Ciska's Book Chest

I am an eclectic reader with preferences for crime/thriller/suspense, historical fiction, literature and contemporary fiction. For more books and other bookish posts visit my blog at Ciska's Book Chest

The Bell Jar (P.S.)

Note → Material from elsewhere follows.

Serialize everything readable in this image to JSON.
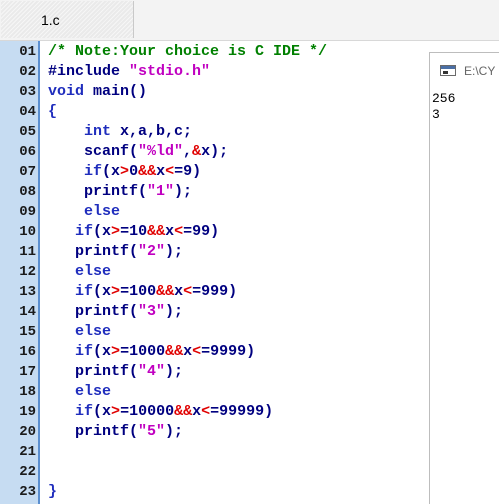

The Bell Jar - Lois Ames, Frances McCullough, Sylvia Plath The authorSylvia Plath was an American poet, novelist, and short story writer. Known primarily for her poetry, Plath also wrote a semi-autobiographical novel, The Bell Jar, under the pseudonym Victoria Lucas. Along with Anne Sexton, Plath is credited with advancing the genre of confessional poetry initiated by Robert Lowell and W.D. Snodgrass. Despite her remarkable artistic, academic, and social success at Smith, Plath suffered from severe depression and underwent a period of psychiatric hospitalization. She graduated from Smith with highest honours in 1955 and went on to Newnham College, Cambridge, in England, on a Fulbright fellowship. Here she met and married the English poet Ted Hughes in 1956. For the following two years she was an instructor in English at Smith College.In 1960, shortly after Plath and Hughes returned to England from America, her first collection of poems appeared as The Colossus. She also gave birth to a daughter, Frieda Rebecca Hughes’ and Plath’s son, Nicholas Farrar, was born in 1962.Plath took her own life on the morning of February 11, 1963. Leaving out bread and milk, she completely sealed the rooms between herself and her sleeping children with "wet towels and cloths." Plath then placed her head in the oven while the gas was turned on.The synopsisWe follow Esther Greenwood's personal life from her summer job in New York with Ladies' Day magazine, back through her days at New England's largest school for women, and forward through her attempted suicide, her bad treatment at one asylum and her good treatment at another, to her final re-entry into the world like a used tyre: "patched, retreaded, and approved for the road" ... Esther Greenwood's account of her year in the bell jar is as clear and readable as it is witty and disturbing. The reviewI have started to write several reviews on this book, but it is difficult to bring to words what I feel. This book should come with a medical warning, If you experience feelings like the person in this book please contact your doctor. This book gave me the feeling it allows people who are having a hard time coping with life changes to consider suicide while it was not made clear enough that the protagonist was suffering from a serious major depressive disorder. I hope that knowing that this book is semi-autobiographical and the tragic death of Sylvia Plath is enough of a warning and that people considering reading this book take that in account. Further I found the writing style disturbing. At times I had a hard time following up with the time-line. It jumped weird at points. Because of this I cannot give this book more stars or say that it is good cause I have been annoyed by it from the first page.